In 2003, the U.S. spa industry massaged $11.2 billion in revenue out of 136 million spa visits. But international spa revenues were upwards of $40 billion.
Spa Finder, a New York City-based spa travel and marketing company and the publisher of SpaFinder.com and Luxury SpaFinder magazine, estimates that revenue for the international industry is three to four times that of the U.S. And while hard international spa industry data doesn't exist, Gordon Tareta, the corporate director for spas at Chicago-based Hyatt Corporation, estimates that there are 24,000 to 30,000 spas outside of the U.S. You can add to that number by the end of the year: Hyatt plans to open ten hotel spas, everywhere from Dubai to Seoul to Saigon, by 2006. "From a leisure market perspective, we wouldn't be an attractive facility without a spa," says Tareta.
So what makes spa-going in other countries any different from a U.S. spa experience? For one thing, check your country code before you make small talk. "In a U.S. spa, personnel training ensures an interactive, personal service. In Europe and Asia, there's more of a patron and servant relationship," says Douglas Preston, the president of Preston Inc., a Santa Cruz, Calif.-based spa consultancy and business education provider for spa managers and owners. "In Australia and New Zealand it's a bit more relaxed, but Europe is formal. In Asia," considered the spa world capital by many, "service people are little more than components of the operation itself."

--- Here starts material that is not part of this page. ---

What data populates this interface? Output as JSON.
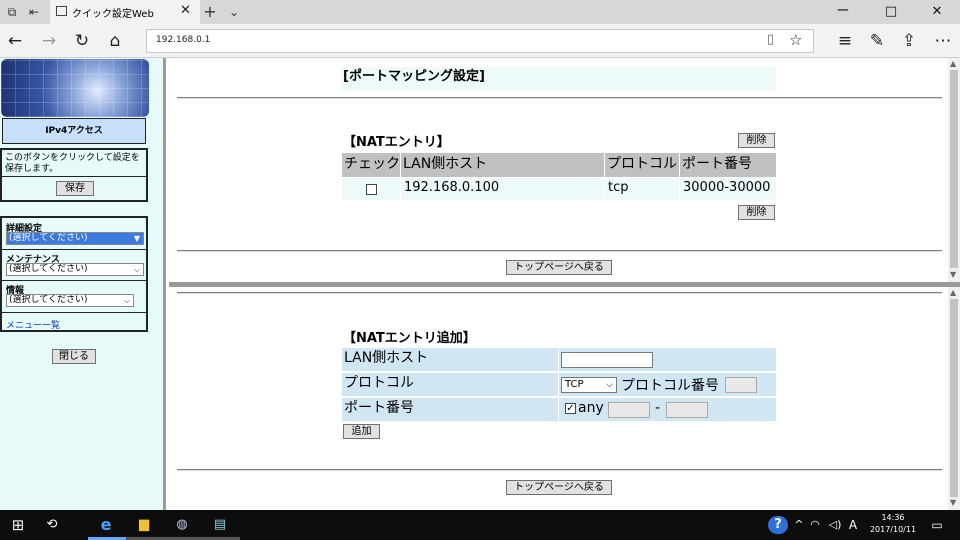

In addition, not everything at an international spa is designed to make you feel amazing immediately, the way a body wrap or massage is. Take the intense electrocellulolipolysis or endermology treatments at Monaco's Les Thermes Marins de Monte-Carlo day spa, both designed to reduce the appearance of fatty tissue under the skin, or the blood test and electrocardiograms on the spa menu at the Capri Palace Hotel & Spa in Capri, Italy. Needles and buzzing electric currents may be healing in the long run, but they aren't the most calming things in the world.
"In European spas there is a strong medical tradition," says Ann Abel, travel editor at Luxury SpaFinder. "In some cases, health insurance will even cover a spa visit. Baths and treatments there are therapeutic, and not necessarily about short-term pleasure, but instead about a bigger impact on your health."

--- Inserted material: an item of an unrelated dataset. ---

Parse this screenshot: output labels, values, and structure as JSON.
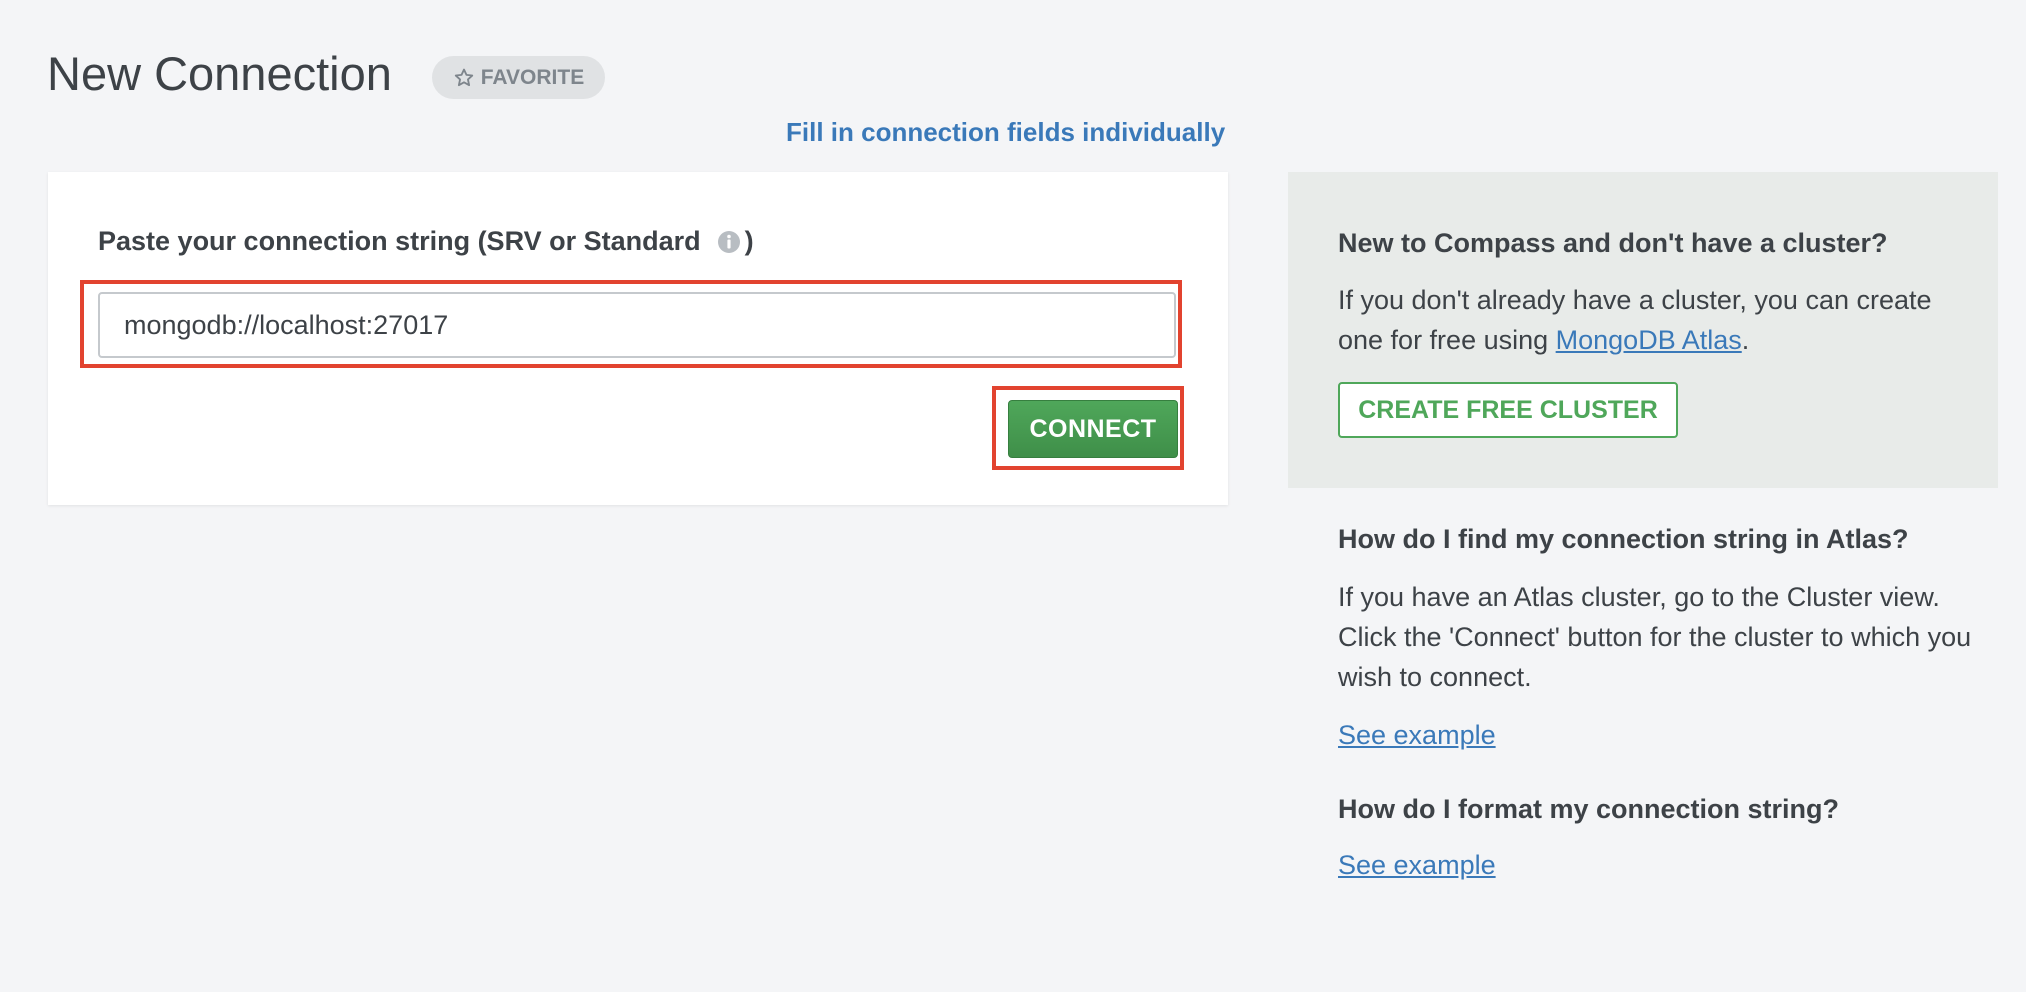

Accordingly, Preston predicts that more international spas will be incorporating health maintenance facilities as part of their routine facility upgrades. In many countries, "the population is aging. People don't want to go somewhere emergency health events can't be responded to quickly. Defibrillators, doctors and medical technicians will are joining spa staff as part of an overall wellness approach."

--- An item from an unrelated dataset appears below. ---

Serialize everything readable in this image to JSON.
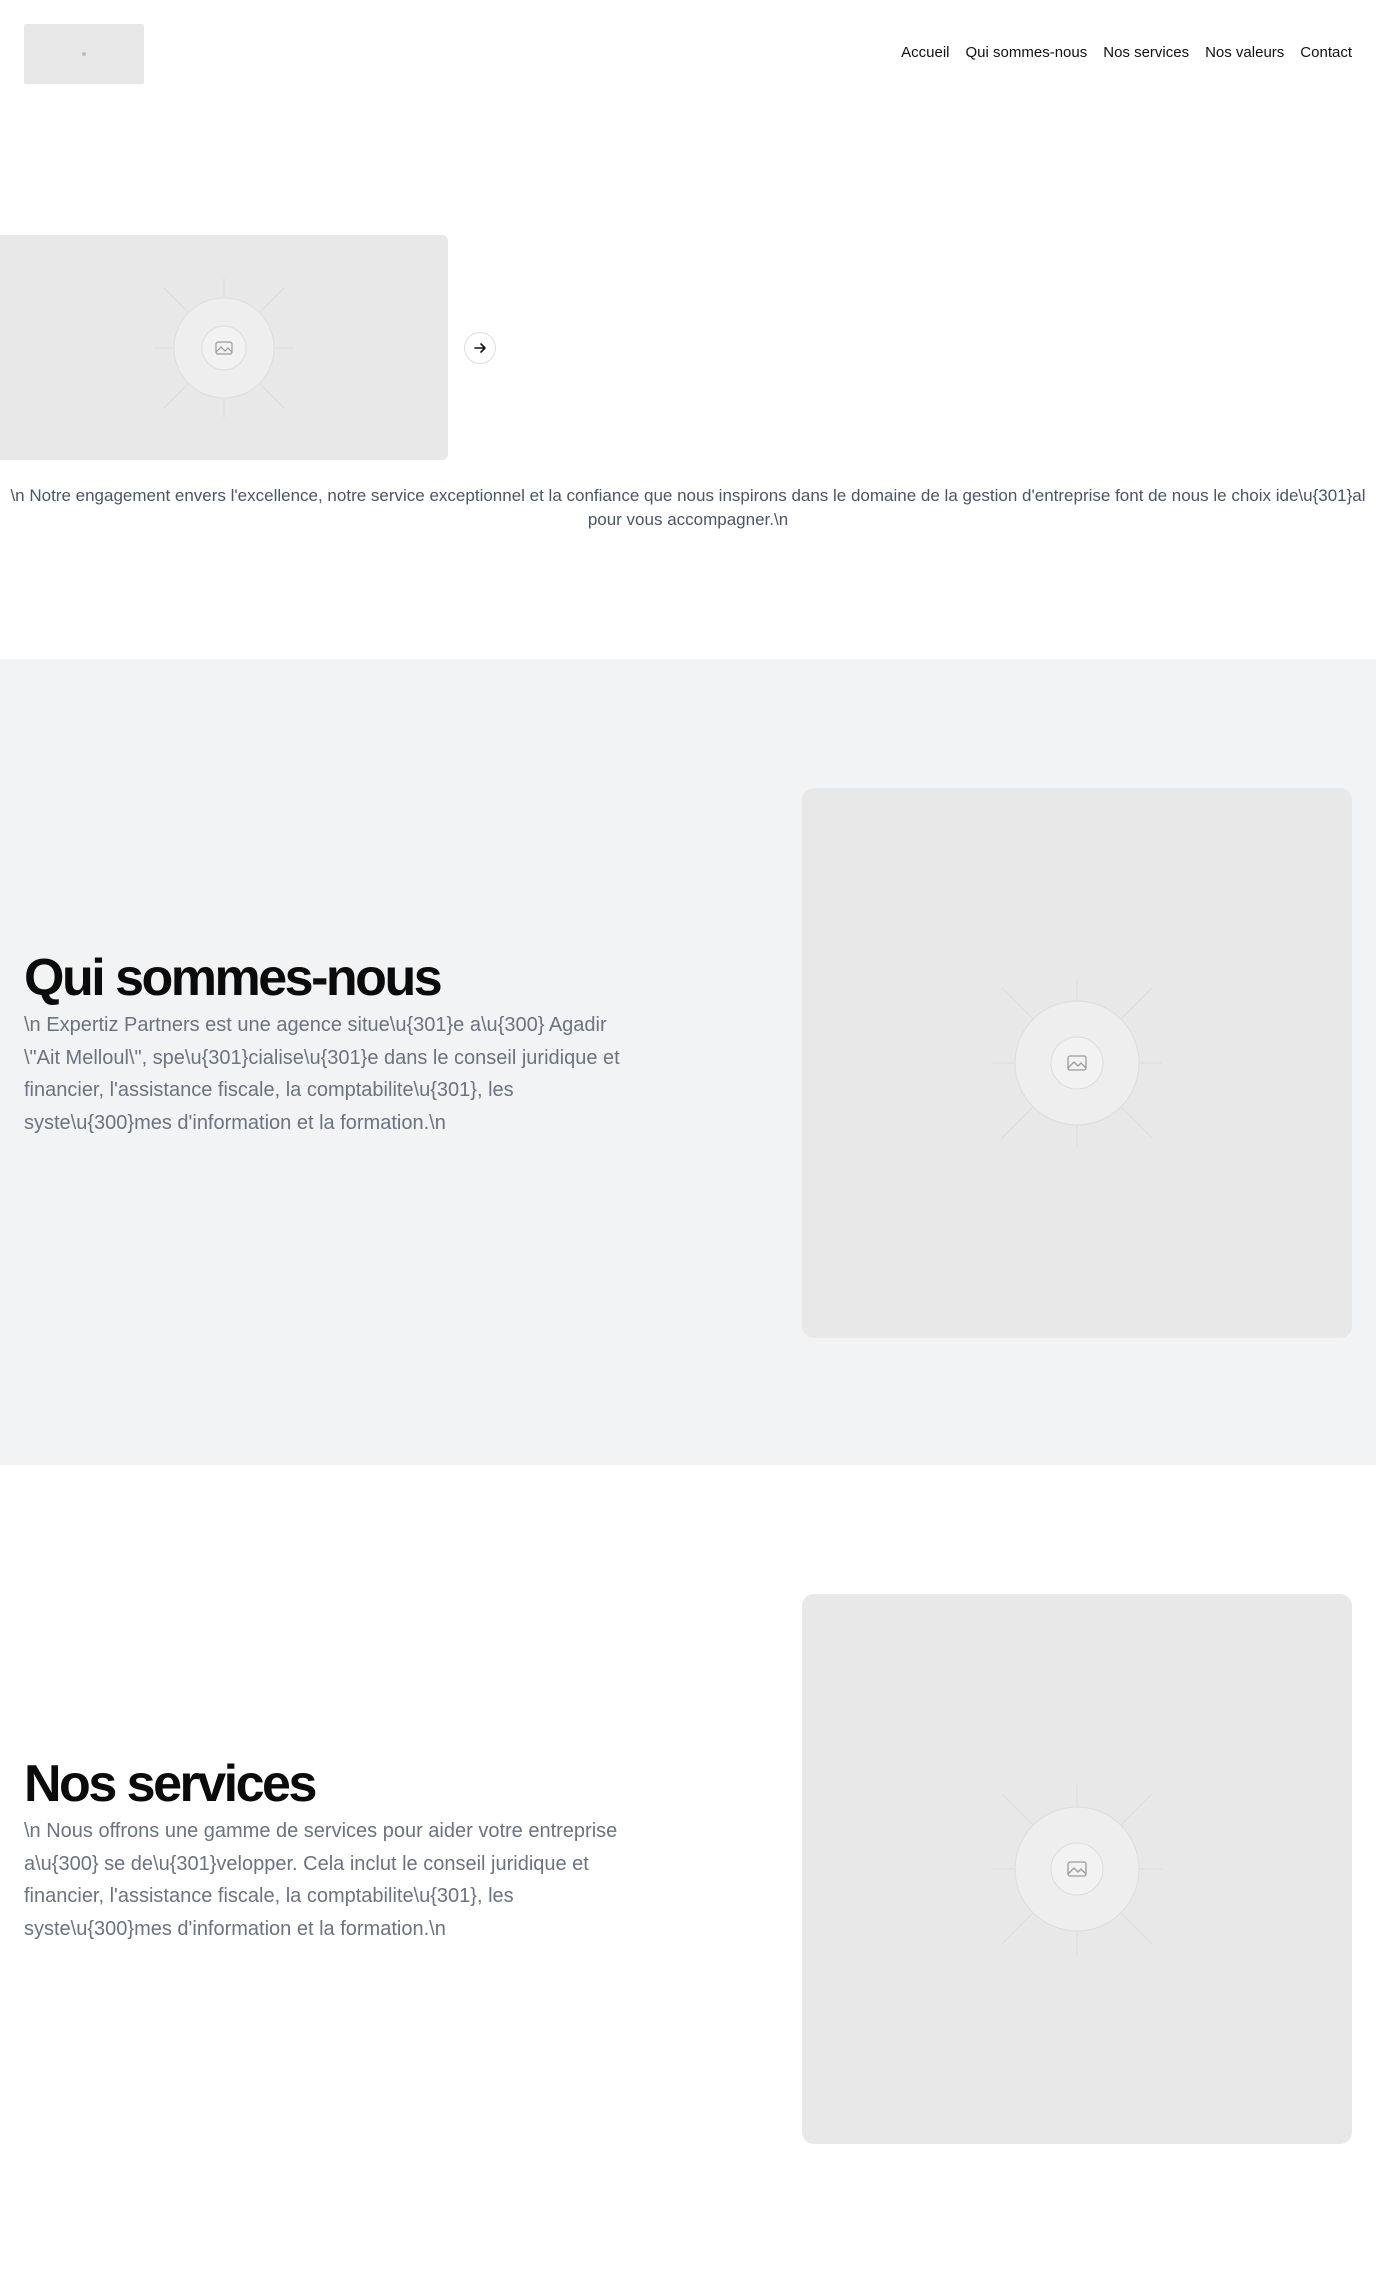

Kate Mearns, chairman of Kentucky-based International Spa Association, agrees that consolidation of services is going to be a huge influence on international spa service over the next few years. "Consumers are savvy, and they are starting to look at spas as a requisite part of staying healthy. They are also busier than ever before and looking for one place to go. They want combined massages and body scrubs, eyebrow waxes and facials, without the inconvenience of getting up and moving rooms."
But wherever you go for your spa treatment, one thing is universal. "Globally, the No. 1 spa treatment is a massage," says Mearns. "People go to spas to relieve stress and feel relaxed," and that isn't likely to change.
Forbes.com has compiled a list of the most luxurious spas in the world (last week we looked at the most luxurious spas in the U.S.). We reviewed day, destination and hotel spas all over the world and compared facilities and prices for standard (i.e., approximately 50 minutes long) facial, massage and body cleansing treatments. We also included the price for an unusual treatment, something a bit outrageous you might not find elsewhere, to give you an example of just how luxurious international luxury spas can get. Finally, we indicated the spa's gratuity policy. A tip may be included in the price, calculated for you at the end or left to your discretion; normally, if you're buying a package of treatments, it's included. In some countries tipping isn't customary; in others, it's expected, but at a lower level than in the U.S.